(WHAT YOU NEED TO DO): Lines below containing the word "this" should be copied out.

======== TASK MATERIAL

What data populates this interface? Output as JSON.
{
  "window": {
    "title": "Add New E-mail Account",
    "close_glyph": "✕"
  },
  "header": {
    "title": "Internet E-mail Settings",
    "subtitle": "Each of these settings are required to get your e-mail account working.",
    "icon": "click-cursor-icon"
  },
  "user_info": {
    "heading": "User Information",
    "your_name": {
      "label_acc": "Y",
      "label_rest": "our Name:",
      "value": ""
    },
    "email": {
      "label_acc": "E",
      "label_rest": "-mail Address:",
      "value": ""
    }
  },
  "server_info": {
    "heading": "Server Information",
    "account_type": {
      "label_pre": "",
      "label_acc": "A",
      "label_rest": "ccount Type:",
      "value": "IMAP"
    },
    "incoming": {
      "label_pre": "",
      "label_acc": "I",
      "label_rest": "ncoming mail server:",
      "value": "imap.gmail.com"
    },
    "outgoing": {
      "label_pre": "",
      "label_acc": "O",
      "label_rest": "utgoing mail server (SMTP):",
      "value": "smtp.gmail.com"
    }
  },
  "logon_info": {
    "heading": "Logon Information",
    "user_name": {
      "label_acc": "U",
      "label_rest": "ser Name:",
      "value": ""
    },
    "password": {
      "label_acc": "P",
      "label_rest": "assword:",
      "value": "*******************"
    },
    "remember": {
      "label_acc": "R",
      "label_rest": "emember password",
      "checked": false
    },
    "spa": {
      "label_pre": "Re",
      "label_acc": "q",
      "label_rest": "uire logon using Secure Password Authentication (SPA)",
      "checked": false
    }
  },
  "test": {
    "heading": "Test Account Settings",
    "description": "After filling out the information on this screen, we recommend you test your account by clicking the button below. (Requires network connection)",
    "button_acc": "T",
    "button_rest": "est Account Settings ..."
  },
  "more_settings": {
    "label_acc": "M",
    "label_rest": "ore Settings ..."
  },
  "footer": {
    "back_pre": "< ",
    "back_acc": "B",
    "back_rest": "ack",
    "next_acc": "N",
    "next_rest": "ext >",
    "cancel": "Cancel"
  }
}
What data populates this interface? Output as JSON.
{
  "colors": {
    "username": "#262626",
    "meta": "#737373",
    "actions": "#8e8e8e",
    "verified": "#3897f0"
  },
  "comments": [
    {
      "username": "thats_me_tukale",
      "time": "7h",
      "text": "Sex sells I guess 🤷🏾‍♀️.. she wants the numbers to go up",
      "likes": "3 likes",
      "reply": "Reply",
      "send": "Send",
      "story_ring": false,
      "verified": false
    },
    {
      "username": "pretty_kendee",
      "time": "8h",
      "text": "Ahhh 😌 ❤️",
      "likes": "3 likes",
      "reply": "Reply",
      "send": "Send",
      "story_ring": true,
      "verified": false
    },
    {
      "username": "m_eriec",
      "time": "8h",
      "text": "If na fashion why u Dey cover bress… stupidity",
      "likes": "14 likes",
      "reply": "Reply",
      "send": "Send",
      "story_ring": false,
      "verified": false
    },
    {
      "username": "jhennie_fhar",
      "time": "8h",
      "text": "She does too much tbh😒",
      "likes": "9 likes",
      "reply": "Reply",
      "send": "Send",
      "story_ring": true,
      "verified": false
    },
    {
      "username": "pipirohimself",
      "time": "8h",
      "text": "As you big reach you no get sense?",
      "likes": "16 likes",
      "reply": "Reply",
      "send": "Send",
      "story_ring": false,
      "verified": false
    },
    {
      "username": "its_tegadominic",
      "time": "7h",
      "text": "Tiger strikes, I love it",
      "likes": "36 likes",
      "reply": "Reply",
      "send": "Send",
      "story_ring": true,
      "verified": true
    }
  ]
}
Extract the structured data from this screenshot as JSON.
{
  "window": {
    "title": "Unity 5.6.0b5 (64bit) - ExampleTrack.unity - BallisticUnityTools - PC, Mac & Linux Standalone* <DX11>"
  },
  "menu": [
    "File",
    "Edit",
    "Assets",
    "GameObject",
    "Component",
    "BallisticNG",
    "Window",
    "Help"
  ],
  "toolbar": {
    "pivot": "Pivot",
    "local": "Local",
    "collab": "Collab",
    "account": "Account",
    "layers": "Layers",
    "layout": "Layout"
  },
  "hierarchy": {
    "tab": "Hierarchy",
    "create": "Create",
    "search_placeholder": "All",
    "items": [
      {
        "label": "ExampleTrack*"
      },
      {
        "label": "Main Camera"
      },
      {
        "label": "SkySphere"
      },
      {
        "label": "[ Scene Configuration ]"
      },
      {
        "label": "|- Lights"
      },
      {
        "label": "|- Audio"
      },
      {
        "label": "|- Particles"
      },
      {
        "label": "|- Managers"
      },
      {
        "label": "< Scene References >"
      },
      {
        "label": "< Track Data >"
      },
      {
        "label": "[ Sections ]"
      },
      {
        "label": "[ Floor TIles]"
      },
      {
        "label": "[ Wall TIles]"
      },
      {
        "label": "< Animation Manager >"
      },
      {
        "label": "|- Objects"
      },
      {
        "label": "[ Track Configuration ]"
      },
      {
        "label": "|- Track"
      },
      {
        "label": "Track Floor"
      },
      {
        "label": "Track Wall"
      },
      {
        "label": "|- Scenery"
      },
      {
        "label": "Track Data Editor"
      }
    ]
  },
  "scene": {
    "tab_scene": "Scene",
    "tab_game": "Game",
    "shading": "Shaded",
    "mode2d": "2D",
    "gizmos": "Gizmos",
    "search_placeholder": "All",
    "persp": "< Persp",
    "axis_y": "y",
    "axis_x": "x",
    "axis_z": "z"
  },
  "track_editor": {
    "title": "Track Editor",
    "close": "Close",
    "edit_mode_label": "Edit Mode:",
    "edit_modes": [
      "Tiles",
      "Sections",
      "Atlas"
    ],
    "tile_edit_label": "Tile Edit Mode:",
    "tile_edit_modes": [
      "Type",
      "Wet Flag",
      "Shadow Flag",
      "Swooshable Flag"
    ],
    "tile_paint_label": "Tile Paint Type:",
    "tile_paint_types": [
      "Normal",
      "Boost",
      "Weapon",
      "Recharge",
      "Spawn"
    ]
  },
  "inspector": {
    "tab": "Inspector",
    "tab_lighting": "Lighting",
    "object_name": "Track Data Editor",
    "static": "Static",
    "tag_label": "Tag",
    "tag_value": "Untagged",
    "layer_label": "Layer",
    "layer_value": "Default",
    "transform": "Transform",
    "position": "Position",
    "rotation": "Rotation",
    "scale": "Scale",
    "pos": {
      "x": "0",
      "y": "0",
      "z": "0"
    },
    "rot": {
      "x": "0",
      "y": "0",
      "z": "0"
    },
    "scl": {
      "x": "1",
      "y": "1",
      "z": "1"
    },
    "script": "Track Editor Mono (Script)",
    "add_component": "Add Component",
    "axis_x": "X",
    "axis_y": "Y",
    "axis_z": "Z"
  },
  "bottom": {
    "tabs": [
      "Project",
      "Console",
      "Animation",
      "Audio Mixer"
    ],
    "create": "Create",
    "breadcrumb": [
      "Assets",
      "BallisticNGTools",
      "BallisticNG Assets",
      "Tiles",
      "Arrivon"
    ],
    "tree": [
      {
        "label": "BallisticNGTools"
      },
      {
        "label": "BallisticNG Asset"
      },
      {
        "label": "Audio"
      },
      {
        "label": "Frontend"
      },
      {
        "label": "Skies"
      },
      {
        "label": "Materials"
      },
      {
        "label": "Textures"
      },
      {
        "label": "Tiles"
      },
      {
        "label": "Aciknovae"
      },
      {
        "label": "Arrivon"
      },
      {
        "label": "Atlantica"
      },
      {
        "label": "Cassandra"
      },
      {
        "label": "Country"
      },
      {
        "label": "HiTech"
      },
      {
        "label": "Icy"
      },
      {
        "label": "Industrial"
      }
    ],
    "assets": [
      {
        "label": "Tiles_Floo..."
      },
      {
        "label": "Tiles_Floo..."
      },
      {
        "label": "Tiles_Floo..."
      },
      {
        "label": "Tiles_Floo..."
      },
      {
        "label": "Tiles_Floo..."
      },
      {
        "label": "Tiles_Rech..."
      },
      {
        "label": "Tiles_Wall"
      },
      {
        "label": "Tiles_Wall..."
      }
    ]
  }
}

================

(PROBLEM SOLUTION):
What data populates this interface? Output as JSON.
    "description": "After filling out the information on this screen, we recommend you test your account by clicking the button below. (Requires network connection)",
What data populates this interface? Output as JSON.
Extract the structured data from this screenshot as JSON.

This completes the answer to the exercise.